ResuméThe Histories of Denmark by Johannes Pontanus and Johannes Meursius Reflections on their place in the history of historiographyIn the course of the 1630s no less than two Latin histories of Denmark were published, both written by authors who were engaged as historiographers by the Danish king Christian IV, the Rerum Danicarum Historia by Johannes Pontanus (1631) and the Historia Danica by Johannes Meursius (1630-38). The two works are in many respects surprisingly different, not in their overall political message but in their literary and historiographical approach.In Pontanus's history the chronological narrative is followed by a substantial thematical presentation of European regions, e.g. William Camden's Britannia (1586). They were influenced by the antiquarian studies in the Greek-Roman past, which had been given new life by the Renaissance humanists and which had further profited from the increasing availability of printed texts. These thematically organized presentations of single regions are characterized by their wealth of subjects, by large numbers of quotations, and by their many discussions about the truth of the information given in various sources. Interestingly, these features are found not only in the thematical part of Pontanus's work, but also in the chronological narrative. He has dispensed with the classical historiographical ideal of stylistic unity.Meursius, on the contrary, brings no quotations from other texts and rarely discusses the information he gives. His Latin is strictly classicizing. He confines himself to the subjects of kings and politics, focusing on the timeless aspects of history, on individuals and their actions as moral examples. His work is marked by Protestantically coloured judgements combined with general reflections on the nature of power, inspired as it seems by the contemporary interest in Tacitus. Thus both works bear witness to the influence of Renaissance humanism: Pontanus applies an antiquarian approach to his treatment of the Danish past and present, while Meursius adheres to classical stylistic norms. Nevertheless, Meursius's work, though clearly influenced by contemporary trends, marks a lesser break with medieval historiography than that of Pontanus. The wide range of subjects taken up by Pontanus and his thorough discussions of single topics testify to his having access to a large number of texts, classical medieval and modern, made available to the learned world by the printing press in the course of the sixteenth century.
Skovgaard-Petersen, K. (2013). Pontanus’ og Meursius’ Danmarkshistorier.
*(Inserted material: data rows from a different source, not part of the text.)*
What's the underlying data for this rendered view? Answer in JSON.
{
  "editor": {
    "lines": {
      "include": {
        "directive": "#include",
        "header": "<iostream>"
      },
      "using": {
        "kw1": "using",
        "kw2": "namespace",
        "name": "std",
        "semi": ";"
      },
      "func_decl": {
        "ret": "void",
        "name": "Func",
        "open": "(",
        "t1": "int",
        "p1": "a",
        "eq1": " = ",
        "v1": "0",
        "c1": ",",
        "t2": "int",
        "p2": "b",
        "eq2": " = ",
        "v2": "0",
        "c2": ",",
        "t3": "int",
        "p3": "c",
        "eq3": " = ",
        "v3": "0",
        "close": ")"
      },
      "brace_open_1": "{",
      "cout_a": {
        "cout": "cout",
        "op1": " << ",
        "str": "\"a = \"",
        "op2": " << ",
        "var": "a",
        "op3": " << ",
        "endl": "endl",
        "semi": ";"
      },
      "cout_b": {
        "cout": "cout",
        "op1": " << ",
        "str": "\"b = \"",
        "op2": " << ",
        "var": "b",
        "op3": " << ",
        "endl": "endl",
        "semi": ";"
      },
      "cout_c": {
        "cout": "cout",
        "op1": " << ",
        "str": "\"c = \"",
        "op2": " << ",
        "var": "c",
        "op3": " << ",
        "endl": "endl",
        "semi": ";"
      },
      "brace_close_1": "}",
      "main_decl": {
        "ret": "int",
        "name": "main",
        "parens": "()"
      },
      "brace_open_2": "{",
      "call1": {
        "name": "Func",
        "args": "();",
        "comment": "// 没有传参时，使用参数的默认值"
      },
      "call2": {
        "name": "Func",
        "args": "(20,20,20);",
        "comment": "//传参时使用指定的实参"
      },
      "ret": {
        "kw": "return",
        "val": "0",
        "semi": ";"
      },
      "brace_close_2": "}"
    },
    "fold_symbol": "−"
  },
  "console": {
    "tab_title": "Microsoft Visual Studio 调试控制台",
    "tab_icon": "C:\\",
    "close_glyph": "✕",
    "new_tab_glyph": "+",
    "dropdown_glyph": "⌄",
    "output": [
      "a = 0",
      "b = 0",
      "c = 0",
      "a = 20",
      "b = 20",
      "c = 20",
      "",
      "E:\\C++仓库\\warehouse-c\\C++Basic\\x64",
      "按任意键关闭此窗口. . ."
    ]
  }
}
Nogle betragtninger over deres plads i historiografiens historie. Historisk Tidsskrift, 99(2). Hentet fra https://tidsskrift.dk/historisktidsskrift/article/view/55809